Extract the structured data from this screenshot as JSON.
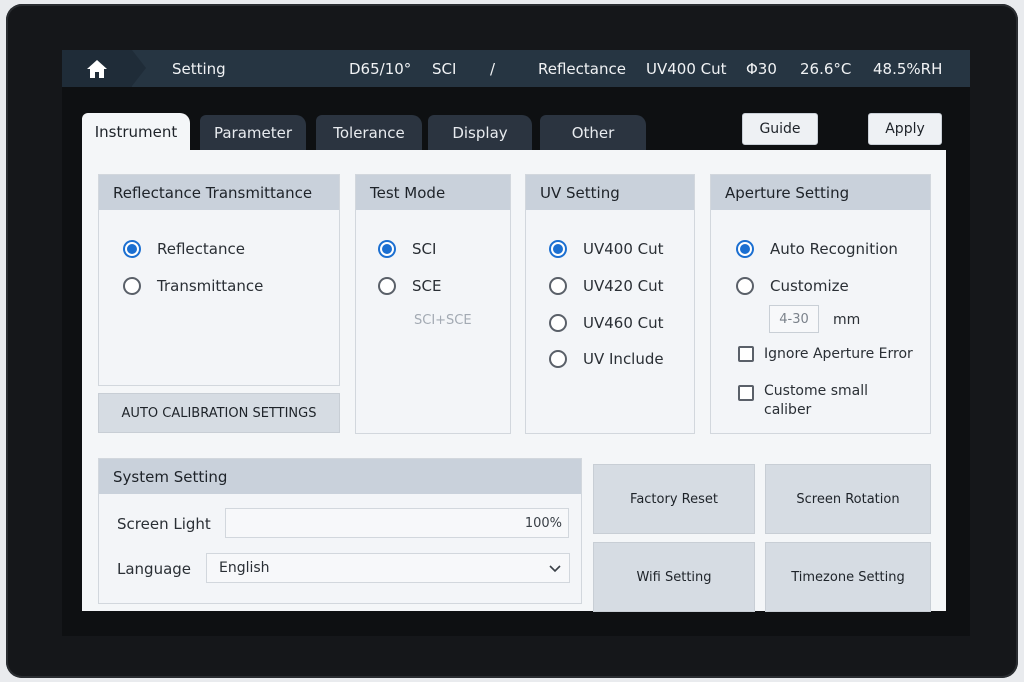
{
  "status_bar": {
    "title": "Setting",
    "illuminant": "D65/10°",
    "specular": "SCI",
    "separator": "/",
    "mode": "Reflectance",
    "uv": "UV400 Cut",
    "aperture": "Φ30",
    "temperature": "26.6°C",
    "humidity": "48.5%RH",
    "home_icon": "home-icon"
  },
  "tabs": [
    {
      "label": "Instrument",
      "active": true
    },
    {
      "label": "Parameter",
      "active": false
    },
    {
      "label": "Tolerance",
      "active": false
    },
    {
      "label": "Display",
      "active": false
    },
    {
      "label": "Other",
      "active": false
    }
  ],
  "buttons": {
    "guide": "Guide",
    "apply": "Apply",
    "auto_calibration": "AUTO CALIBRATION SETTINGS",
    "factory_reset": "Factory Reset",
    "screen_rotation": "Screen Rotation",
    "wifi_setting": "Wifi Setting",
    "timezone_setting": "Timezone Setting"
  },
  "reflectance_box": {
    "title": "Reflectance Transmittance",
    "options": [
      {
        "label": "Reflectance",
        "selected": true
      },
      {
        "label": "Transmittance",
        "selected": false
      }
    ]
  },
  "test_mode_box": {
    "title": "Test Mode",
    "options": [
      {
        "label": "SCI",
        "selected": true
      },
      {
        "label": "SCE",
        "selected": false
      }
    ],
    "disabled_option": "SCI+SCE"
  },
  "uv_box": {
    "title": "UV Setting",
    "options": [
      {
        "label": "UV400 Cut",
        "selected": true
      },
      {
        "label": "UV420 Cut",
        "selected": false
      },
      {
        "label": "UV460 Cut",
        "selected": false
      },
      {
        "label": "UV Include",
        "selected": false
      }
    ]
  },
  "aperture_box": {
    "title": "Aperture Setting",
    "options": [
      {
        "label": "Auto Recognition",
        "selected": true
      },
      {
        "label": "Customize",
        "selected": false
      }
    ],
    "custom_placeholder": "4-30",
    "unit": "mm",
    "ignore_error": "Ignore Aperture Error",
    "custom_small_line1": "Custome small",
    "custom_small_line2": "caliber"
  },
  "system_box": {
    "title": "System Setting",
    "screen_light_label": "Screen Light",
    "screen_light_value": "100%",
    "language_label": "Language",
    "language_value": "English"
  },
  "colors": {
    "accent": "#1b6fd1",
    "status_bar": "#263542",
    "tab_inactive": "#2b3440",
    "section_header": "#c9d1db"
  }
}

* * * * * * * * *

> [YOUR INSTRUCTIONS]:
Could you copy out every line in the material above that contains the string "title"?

> [ANSWER BOX]:
    "title": "Setting",
    "title": "Reflectance Transmittance",
    "title": "Test Mode",
    "title": "UV Setting",
    "title": "Aperture Setting",
    "title": "System Setting",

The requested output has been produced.